TASK DIRECTIONS. Report every line below that has the string "library" in it.

(Saved data entries)
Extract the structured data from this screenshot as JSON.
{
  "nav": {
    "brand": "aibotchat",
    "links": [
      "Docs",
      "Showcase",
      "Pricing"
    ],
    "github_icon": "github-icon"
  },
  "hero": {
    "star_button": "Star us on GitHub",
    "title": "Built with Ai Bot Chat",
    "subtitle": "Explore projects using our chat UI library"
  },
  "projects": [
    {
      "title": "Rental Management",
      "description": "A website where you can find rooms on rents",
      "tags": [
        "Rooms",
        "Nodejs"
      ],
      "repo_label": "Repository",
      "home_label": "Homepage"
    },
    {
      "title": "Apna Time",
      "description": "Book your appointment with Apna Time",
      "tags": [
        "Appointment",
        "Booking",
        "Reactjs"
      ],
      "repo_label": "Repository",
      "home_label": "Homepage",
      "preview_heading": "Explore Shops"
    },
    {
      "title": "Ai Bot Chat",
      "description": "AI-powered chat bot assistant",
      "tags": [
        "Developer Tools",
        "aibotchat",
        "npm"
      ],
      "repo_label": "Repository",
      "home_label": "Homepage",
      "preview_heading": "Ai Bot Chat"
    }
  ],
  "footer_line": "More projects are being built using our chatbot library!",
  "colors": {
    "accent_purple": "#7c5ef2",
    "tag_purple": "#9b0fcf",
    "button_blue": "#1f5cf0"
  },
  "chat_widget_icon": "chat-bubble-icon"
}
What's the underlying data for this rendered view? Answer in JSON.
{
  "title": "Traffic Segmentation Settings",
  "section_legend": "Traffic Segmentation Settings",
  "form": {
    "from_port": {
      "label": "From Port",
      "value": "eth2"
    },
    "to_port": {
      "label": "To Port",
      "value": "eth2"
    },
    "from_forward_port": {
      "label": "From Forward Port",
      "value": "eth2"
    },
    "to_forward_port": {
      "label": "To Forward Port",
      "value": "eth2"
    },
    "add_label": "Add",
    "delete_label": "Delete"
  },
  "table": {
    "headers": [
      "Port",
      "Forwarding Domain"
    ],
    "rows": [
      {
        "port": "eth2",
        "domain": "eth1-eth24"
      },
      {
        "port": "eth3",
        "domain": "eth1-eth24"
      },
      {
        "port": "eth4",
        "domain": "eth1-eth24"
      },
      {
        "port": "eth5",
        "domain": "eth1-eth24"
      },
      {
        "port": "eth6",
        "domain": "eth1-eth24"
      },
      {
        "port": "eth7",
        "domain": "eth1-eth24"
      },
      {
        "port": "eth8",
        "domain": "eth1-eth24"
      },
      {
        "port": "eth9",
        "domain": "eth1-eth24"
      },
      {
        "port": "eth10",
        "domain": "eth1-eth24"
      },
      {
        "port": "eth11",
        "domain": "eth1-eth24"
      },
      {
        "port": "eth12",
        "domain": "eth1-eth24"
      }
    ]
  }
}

SOLUTION FOR THIS EXERCISE.
    "subtitle": "Explore projects using our chat UI library"
  "footer_line": "More projects are being built using our chatbot library!",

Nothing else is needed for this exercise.